subject to periodic boundary conditions and prescribed initial data
To solve this problem by the pseudospectral Fourier method, we proceed as before, this time projecting (meth_ps.1) with the pseudospectral projection , to obtain for
Here, commutes with multiplication by a constant, but unlike the spectral case, it does not commute with differentiation, i.e., by the aliasing relation (app_ps.2) we have

where as

The difference between these two expressions is a pure aliasing error, i.e., we have for , see (app_ps.13)

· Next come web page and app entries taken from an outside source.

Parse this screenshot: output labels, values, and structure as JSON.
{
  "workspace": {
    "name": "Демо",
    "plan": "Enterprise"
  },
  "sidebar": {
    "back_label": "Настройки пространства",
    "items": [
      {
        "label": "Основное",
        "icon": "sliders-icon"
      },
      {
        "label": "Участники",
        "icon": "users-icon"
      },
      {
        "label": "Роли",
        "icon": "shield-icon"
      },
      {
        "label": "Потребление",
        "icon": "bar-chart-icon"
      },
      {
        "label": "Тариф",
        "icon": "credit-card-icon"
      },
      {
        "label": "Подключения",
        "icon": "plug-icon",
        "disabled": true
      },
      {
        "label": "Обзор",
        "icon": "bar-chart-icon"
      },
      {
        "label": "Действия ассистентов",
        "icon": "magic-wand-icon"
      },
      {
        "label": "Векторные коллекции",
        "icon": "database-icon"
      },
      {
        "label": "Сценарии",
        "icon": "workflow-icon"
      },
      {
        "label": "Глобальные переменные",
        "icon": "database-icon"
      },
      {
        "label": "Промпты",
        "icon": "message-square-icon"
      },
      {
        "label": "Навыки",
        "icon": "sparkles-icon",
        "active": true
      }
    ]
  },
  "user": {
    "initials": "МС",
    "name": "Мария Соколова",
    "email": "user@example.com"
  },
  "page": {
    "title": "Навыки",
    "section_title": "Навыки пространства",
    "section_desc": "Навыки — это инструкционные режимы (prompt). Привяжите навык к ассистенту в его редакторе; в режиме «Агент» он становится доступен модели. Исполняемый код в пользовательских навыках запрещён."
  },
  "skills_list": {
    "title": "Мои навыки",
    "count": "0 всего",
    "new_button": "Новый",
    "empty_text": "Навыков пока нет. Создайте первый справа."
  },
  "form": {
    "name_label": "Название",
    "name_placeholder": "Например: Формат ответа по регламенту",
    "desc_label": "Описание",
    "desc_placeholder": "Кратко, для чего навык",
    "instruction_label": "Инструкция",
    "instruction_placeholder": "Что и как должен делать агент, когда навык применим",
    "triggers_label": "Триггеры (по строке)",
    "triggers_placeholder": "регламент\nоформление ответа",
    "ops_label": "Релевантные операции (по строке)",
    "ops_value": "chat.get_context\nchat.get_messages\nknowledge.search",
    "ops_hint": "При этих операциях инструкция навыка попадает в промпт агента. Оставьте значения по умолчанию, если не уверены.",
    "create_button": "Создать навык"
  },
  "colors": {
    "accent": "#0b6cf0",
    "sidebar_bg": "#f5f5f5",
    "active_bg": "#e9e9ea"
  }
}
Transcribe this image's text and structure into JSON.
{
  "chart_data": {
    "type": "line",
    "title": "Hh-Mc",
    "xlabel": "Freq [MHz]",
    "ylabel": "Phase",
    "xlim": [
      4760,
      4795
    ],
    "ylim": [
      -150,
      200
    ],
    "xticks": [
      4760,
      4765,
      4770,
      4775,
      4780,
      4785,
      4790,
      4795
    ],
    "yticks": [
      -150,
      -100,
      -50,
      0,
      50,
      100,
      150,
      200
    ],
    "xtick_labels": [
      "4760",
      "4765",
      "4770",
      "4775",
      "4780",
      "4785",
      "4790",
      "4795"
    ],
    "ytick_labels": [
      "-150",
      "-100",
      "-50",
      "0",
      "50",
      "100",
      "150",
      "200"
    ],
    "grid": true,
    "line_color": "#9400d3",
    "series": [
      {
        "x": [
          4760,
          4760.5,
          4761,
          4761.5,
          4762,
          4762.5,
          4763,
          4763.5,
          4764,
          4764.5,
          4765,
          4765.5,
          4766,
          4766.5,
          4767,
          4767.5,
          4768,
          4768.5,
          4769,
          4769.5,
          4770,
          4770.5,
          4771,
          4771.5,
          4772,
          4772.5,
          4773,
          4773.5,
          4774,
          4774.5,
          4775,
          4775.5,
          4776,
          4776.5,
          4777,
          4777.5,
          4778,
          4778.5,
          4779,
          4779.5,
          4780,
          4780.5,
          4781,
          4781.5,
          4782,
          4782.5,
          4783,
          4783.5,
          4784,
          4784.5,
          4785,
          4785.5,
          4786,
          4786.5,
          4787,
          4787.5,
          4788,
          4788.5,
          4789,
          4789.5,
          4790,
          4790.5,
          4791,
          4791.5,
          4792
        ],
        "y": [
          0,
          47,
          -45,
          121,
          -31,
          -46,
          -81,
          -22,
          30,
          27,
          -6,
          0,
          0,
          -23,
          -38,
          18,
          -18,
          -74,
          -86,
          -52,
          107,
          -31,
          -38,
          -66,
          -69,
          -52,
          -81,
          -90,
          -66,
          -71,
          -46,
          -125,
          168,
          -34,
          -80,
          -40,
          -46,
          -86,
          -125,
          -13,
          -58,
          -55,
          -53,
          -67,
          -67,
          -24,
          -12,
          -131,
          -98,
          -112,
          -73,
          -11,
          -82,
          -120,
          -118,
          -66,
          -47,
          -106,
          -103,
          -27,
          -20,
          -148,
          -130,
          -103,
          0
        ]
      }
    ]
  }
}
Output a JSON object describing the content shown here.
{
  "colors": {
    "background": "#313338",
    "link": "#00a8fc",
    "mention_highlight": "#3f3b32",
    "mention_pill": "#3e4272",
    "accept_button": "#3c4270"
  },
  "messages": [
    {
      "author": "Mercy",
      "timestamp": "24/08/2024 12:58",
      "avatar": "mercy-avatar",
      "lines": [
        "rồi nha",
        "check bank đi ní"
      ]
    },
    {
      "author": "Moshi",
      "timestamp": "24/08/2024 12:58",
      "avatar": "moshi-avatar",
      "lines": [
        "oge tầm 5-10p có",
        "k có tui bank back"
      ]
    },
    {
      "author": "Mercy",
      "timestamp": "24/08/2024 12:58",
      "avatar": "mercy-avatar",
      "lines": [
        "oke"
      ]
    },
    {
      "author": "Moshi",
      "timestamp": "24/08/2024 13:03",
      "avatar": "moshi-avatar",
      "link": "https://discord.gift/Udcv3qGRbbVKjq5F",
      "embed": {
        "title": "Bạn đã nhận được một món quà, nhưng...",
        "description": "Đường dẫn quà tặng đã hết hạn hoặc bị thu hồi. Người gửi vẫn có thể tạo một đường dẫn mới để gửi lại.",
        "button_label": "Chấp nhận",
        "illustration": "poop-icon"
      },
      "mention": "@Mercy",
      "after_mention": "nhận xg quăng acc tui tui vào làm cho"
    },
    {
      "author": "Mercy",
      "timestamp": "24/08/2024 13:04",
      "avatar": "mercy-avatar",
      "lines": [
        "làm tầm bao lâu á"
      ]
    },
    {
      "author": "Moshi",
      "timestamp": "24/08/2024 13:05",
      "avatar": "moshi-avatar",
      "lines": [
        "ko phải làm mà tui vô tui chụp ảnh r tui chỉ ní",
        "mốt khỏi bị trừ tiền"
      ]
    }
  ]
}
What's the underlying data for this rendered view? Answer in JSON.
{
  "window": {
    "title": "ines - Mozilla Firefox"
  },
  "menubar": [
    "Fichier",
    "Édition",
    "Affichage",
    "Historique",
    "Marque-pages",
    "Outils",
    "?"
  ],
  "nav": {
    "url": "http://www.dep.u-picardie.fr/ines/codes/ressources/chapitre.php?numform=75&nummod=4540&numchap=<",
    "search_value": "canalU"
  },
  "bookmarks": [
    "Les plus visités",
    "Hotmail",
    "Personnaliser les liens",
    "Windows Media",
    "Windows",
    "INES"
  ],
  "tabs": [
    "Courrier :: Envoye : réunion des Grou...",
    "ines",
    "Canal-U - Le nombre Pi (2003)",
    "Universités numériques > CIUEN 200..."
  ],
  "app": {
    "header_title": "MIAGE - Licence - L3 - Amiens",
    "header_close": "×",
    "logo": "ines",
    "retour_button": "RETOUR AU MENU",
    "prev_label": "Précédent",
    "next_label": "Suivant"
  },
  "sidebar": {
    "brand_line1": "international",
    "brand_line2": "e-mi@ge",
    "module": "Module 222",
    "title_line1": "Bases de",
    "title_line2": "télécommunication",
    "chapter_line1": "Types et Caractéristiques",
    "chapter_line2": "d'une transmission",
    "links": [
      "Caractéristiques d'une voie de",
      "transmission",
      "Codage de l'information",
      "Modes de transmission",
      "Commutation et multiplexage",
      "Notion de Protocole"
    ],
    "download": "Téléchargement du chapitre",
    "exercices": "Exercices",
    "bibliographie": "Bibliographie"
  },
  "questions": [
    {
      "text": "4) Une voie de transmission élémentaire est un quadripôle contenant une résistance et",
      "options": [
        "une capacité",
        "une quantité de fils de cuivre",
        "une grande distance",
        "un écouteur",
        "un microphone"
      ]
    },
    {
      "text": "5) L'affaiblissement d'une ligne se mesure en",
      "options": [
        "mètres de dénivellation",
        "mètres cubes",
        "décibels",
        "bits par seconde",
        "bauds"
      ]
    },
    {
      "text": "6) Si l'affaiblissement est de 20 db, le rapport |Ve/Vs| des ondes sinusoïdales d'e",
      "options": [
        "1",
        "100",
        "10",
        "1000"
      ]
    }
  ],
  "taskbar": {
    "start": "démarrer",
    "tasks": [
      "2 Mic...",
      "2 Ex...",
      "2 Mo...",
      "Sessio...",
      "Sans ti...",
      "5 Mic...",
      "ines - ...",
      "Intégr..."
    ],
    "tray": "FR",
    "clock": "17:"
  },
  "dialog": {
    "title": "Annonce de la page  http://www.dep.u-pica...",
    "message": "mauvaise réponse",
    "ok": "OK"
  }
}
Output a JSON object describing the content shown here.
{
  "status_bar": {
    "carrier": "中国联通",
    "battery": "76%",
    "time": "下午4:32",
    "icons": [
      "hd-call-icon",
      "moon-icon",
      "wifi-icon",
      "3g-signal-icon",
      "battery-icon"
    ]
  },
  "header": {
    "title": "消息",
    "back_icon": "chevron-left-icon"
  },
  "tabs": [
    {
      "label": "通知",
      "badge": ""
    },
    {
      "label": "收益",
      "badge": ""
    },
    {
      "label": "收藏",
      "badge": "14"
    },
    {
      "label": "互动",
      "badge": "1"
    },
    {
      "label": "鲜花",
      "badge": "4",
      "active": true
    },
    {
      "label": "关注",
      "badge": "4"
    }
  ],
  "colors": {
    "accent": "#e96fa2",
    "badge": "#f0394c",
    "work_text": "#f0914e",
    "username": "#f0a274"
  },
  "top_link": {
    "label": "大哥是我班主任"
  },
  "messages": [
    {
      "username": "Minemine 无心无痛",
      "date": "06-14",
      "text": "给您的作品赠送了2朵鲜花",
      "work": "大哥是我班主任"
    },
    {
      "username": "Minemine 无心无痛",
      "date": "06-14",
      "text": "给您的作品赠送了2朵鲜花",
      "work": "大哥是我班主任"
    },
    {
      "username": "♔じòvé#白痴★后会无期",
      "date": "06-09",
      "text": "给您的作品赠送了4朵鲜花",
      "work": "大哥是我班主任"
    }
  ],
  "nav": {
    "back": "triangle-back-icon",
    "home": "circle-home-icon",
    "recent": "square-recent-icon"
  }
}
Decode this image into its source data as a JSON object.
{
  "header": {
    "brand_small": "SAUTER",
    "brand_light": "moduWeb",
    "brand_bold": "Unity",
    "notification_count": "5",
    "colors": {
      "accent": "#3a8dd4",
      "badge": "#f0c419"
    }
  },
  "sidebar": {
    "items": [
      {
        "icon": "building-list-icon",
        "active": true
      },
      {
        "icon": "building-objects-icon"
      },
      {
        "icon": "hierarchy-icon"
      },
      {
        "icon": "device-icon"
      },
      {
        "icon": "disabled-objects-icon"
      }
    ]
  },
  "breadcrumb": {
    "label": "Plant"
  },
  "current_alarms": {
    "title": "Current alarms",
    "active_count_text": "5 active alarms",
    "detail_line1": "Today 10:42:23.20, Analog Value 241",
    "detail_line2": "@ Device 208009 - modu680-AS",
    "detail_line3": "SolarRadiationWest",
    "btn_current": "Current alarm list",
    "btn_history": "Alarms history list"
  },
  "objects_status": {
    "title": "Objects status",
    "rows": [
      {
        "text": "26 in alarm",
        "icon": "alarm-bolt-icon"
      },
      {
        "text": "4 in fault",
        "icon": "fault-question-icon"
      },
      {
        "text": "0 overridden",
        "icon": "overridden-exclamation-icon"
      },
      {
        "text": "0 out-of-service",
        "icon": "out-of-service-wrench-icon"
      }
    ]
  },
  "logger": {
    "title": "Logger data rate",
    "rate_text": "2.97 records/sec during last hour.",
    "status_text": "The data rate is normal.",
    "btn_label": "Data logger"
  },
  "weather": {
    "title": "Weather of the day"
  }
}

which is spectrally small. Sacrificing such spectrally small errors, we are led to the pseudospectral approximation of (meth_ps.1)
subject to initial conditions
Here, is an N-degree trigonometric polynomial which satisfies a nearby equation satisfied by the interpolant of the exact solution . That is, satisfies (meth_ps.5) modulo spectrally small truncation error
where by (meth_ps.3), , and by (app_ps.17) it is indeed spectrally small
The stability proof of (meth_ps.5) follows along the lines of the spectral stability, and spectral convergence follows using Duhammel's principle for the stable numerical solution operator. That is, the error equation for is
whose solution is
Hence, by stability
this together with the estimate of the pseudospectral projection yields
To carry out the calculation of (meth_ps.5) we can compute the discrete Fourier coefficients which obey the ODE,
as was done with the spectral case; alternatively, we can realize our approximate interpolant at the 2N+1 equidistant points , and (meth_ps.5) amounts to a coupled (2N+1) - ODE system in the real space


Eitan Tadmor
Thu Jan 22 19:07:34 PST 1998